In 1995 he won a Grammy for Streets of Philadelphia, a subdued song written for Jonathan Demme’s Philadelphia, the first mainstream Hollywood film to confront the Aids epidemic. In 1996 he gave an interview to the Advocate, an LGBT magazine, in which he endorsed gay marriage, comparing it to his own second wedding, to the singer Patti Scialfa: “It’s very different than just living together. First of all, stepping up publicly – which is what you do; you get your licence, you do all the social rituals – is part of your place in society, and in some way part of society’s acceptance of you. Those are the threads of society; that’s how we all live together in some fashion. There is no reason I can see why gays and lesbians shouldn’t get married.”

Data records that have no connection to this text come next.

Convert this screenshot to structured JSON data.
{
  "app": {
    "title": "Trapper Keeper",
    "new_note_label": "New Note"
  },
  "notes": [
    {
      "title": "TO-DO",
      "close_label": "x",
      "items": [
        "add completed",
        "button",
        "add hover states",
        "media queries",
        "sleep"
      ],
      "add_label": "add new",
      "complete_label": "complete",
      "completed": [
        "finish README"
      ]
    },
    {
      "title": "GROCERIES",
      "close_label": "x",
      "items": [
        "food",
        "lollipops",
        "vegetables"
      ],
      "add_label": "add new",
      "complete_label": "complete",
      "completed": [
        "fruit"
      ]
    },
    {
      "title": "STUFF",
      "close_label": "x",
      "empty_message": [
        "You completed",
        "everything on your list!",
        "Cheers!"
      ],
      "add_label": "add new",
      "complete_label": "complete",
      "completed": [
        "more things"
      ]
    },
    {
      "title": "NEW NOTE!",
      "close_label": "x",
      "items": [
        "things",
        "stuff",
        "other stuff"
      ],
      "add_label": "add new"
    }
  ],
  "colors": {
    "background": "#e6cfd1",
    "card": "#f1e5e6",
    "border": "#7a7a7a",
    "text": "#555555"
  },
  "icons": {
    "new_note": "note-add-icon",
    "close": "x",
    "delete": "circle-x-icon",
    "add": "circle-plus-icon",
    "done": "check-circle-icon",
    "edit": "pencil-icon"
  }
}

The shooting of the unarmed Amadou Diallo, an immigrant from Guinea, by four NYPD officers inspired his 1999 song American Skin (41 Shots), costing him support among those who had misconstrued his music and taken him for a symbol of beer-drinking, gun-owning all-American manhood. In The Rising, which came a year after 9/11, he made the significant gesture of adding a group of qawwali singers from Pakistan to one song, Worlds Apart. In 2006 he renewed his creative spark and paid homage to the folk hero Pete Seeger by assembling a new band to play traditional folk and protest songs on an album called We Shall Overcome: The Seeger Sessions, a move so successful that the raucous spontaneity and home-made texture of the music was allowed to influence all his subsequent efforts.
High Hopes, assembled from cover versions, songs left off recent albums and new versions of old favourites, appears on the surface to have no central message to impart. But its individual songs, although drawn from a variety of sources, nevertheless convey an impression of a confused America licking its wounds and looking for salvation. Several songs, including a storming remake of The Ghost of Tom Joad, feature Tom Morello, the 49-year-old singer and guitarist formerly with Rage Against the Machine, a political activist whose presence seems to have provided his temporary employer with a burst of fresh energy.
Springsteen loves his job, which is one of the reasons his concerts are such delirious fun, but he is well aware that his chosen milieu, the entertainment business, is “a world of illusions, a world of symbols”. Nevertheless his new album finishes with a stirring cover of a great song, Dream Baby Dream, written and recorded 35 years ago by the New York electro-punk band Suicide. Your finest dreams, he is saying, don’t have to be illusions. They really can change the world.
guardian.co.uk © Guardian News & Media Limited 2010
Image: Bill Ebbesen